= Data to use =

•••

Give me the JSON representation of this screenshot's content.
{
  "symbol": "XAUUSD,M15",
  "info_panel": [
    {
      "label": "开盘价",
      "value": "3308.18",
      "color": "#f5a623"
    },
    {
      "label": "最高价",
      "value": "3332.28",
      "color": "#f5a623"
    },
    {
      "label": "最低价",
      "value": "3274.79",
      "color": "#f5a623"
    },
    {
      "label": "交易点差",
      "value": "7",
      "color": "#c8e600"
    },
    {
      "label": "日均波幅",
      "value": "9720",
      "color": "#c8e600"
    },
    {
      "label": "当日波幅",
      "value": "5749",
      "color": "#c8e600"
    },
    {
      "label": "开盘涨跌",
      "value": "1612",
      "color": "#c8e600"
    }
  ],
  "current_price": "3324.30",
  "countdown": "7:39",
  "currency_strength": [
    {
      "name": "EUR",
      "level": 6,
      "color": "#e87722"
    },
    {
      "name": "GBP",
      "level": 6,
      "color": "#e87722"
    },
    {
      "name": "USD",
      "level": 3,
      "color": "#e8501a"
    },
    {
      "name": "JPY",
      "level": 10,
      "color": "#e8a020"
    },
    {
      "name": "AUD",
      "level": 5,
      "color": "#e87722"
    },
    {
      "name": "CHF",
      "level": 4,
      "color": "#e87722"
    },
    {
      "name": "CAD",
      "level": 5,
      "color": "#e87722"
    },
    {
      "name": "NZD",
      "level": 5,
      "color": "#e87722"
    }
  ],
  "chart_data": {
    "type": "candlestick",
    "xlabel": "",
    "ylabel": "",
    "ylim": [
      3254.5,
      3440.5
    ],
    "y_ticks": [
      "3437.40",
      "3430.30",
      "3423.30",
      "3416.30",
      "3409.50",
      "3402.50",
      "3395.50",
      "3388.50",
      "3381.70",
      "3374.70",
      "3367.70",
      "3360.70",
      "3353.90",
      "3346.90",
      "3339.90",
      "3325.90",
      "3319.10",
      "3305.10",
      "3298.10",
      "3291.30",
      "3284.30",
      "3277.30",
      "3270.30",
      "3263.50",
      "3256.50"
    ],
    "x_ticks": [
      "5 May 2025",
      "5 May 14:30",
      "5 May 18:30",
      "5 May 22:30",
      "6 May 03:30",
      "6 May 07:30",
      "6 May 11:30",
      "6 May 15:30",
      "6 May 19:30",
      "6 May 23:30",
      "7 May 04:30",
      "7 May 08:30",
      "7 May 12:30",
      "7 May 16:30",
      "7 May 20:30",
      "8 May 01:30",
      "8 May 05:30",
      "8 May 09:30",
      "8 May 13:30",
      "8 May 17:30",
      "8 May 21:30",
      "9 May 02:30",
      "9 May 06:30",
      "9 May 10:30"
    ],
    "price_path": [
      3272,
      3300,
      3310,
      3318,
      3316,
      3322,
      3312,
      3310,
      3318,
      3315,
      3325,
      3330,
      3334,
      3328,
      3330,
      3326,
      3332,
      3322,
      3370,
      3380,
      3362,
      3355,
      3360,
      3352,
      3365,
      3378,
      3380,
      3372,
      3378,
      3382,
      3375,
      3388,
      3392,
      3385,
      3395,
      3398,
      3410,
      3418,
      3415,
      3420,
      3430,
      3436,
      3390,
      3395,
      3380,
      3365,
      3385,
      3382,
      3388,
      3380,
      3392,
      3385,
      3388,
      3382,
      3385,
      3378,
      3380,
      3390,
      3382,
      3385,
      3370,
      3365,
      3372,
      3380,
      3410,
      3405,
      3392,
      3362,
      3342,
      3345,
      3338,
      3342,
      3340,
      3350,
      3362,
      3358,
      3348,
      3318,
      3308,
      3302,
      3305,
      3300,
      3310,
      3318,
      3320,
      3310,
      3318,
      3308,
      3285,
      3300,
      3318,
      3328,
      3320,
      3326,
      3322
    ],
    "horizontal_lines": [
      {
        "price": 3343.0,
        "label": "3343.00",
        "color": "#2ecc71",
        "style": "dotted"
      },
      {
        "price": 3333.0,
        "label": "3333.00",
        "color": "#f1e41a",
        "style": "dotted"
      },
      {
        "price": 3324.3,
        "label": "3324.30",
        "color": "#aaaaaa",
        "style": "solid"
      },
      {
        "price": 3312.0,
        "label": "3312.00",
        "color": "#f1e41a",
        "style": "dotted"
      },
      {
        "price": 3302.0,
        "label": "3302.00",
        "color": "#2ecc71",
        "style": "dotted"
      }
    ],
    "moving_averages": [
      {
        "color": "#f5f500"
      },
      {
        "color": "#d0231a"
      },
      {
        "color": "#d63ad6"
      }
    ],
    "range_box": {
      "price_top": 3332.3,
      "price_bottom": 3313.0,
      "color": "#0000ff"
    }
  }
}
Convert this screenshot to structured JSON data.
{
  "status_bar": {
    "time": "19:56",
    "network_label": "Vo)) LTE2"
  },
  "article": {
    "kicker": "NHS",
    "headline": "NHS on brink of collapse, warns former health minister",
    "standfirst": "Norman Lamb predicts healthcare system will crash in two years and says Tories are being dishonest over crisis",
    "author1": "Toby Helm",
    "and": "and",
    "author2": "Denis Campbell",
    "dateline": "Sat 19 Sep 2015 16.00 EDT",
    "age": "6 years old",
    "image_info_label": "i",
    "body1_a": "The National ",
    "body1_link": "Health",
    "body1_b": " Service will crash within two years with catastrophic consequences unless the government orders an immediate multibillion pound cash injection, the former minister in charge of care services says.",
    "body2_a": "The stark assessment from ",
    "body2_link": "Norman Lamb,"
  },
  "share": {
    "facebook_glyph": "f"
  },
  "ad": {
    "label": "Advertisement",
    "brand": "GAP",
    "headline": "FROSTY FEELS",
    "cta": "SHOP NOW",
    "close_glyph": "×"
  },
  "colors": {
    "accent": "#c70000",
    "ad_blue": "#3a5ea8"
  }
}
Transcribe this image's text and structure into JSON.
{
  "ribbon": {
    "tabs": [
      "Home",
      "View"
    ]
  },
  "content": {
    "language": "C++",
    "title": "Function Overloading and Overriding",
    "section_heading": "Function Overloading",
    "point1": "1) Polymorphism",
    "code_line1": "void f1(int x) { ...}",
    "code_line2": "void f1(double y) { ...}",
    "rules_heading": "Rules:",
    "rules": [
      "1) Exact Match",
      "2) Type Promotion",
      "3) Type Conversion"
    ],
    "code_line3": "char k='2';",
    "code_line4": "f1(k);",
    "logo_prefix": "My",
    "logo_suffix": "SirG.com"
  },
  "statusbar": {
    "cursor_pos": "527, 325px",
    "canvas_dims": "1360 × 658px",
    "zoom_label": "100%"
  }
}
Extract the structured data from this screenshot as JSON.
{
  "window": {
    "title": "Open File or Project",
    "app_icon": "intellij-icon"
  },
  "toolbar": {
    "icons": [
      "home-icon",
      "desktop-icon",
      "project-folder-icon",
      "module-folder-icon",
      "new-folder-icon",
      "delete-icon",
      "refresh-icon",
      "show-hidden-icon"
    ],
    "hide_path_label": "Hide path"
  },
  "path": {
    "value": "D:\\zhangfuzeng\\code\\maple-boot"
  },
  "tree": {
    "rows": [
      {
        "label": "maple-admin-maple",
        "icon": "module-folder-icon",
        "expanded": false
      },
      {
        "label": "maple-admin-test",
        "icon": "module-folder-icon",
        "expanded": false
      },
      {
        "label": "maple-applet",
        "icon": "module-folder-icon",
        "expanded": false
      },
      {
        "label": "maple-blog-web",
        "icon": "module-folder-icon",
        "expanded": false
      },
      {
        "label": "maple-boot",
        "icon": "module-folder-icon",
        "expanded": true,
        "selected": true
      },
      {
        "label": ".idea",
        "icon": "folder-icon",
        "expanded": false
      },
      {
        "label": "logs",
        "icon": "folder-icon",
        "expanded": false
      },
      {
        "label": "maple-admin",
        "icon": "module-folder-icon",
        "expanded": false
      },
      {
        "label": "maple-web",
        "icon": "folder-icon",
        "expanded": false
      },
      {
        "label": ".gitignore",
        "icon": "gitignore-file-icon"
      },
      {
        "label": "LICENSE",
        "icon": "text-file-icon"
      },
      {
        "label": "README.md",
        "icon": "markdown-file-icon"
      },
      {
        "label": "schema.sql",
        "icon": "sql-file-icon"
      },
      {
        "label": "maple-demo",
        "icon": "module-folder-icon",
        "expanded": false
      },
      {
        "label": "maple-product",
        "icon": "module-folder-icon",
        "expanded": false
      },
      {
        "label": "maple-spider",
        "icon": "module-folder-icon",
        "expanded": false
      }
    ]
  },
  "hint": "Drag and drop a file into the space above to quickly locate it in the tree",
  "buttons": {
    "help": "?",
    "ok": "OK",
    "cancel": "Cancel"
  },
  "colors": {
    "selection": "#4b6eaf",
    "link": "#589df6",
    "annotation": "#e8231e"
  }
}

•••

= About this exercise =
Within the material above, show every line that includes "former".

= Result =
    "headline": "NHS on brink of collapse, warns former health minister",
    "body1_b": " Service will crash within two years with catastrophic consequences unless the government orders an immediate multibillion pound cash injection, the former minister in charge of care services says.",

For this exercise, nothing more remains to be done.